Early-out school days is a workable plan
Thanks to the Carson City School Board for listening to the concerns of parents and teachers before deciding to schedule professional development time in the afternoons.
No one questioned the need for teachers to get more time to improve their own skills and get together on schoolwide strategies, it was just a matter of when. There’s really no choice for the school district, since state law mandates an improvement plan and the federal No Child Left Behind Act makes greater demands on schools.
The original plan – to use time in the mornings, requiring schools to start later than usual on 15 Wednesdays of the school year – tried to take into account the busy after-school schedules of many teachers, especially those running remedial programs and extracurricular activities.
However, it didn’t do much to take into account the busy schedules of parents and how much disruption late-start Wednesdays could create. Although a headline in this newspaper on an earlier story characterized the debate as parents vs. teachers, that was never the case. Many teachers also had concerns about the proposed schedule.
So after the school board fully aired the concerns from both, it was able to reach a workable schedule for afternoons.
We still have our own concerns, though, about the burden placed on local school districts by state and federal lawmakers. It’s fine to want to raise the bar on education, but here is another concrete example of the cost of their mandates.
The Carson City School District should budget the $300,000 or so it would cost to pay teachers for time outside their normal hours for professional development. Any private business wanting to focus on training in order to improve the quality of its product would make such a commitment.

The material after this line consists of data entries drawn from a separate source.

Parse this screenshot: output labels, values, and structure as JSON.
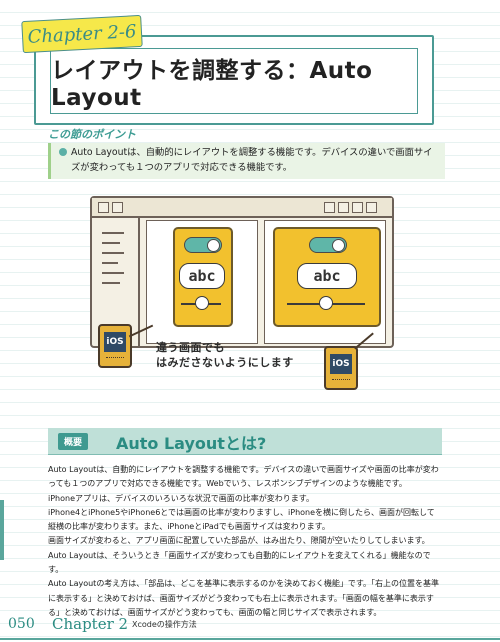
{
  "chapter": {
    "label": "Chapter 2-6"
  },
  "title": "レイアウトを調整する：Auto Layout",
  "points": {
    "heading": "この節のポイント",
    "text": "Auto Layoutは、自動的にレイアウトを調整する機能です。デバイスの違いで画面サイズが変わっても１つのアプリで対応できる機能です。"
  },
  "illustration": {
    "label_left": "abc",
    "label_right": "abc",
    "badge_left": "iOS",
    "badge_right": "iOS",
    "caption_line1": "違う画面でも",
    "caption_line2": "はみださないようにします"
  },
  "section": {
    "tag": "概要",
    "title": "Auto Layoutとは?"
  },
  "body": [
    "Auto Layoutは、自動的にレイアウトを調整する機能です。デバイスの違いで画面サイズや画面の比率が変わっても１つのアプリで対応できる機能です。Webでいう、レスポンシブデザインのような機能です。",
    "iPhoneアプリは、デバイスのいろいろな状況で画面の比率が変わります。",
    "iPhone4とiPhone5やiPhone6とでは画面の比率が変わりますし、iPhoneを横に倒したら、画面が回転して縦横の比率が変わります。また、iPhoneとiPadでも画面サイズは変わります。",
    "画面サイズが変わると、アプリ画面に配置していた部品が、はみ出たり、隙間が空いたりしてしまいます。",
    "Auto Layoutは、そういうとき「画面サイズが変わっても自動的にレイアウトを変えてくれる」機能なのです。",
    "Auto Layoutの考え方は、「部品は、どこを基準に表示するのかを決めておく機能」です。「右上の位置を基準に表示する」と決めておけば、画面サイズがどう変わっても右上に表示されます。「画面の幅を基準に表示する」と決めておけば、画面サイズがどう変わっても、画面の幅と同じサイズで表示されます。"
  ],
  "footer": {
    "page_number": "050",
    "chapter": "Chapter 2",
    "subtitle": "Xcodeの操作方法"
  }
}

But it would also have to reduce costs elsewhere. Between rising expectations and tax-cut fever, school districts find themselves squeezed into solutions that, like early-out Wednesdays, aren’t a particularly comfortable fit.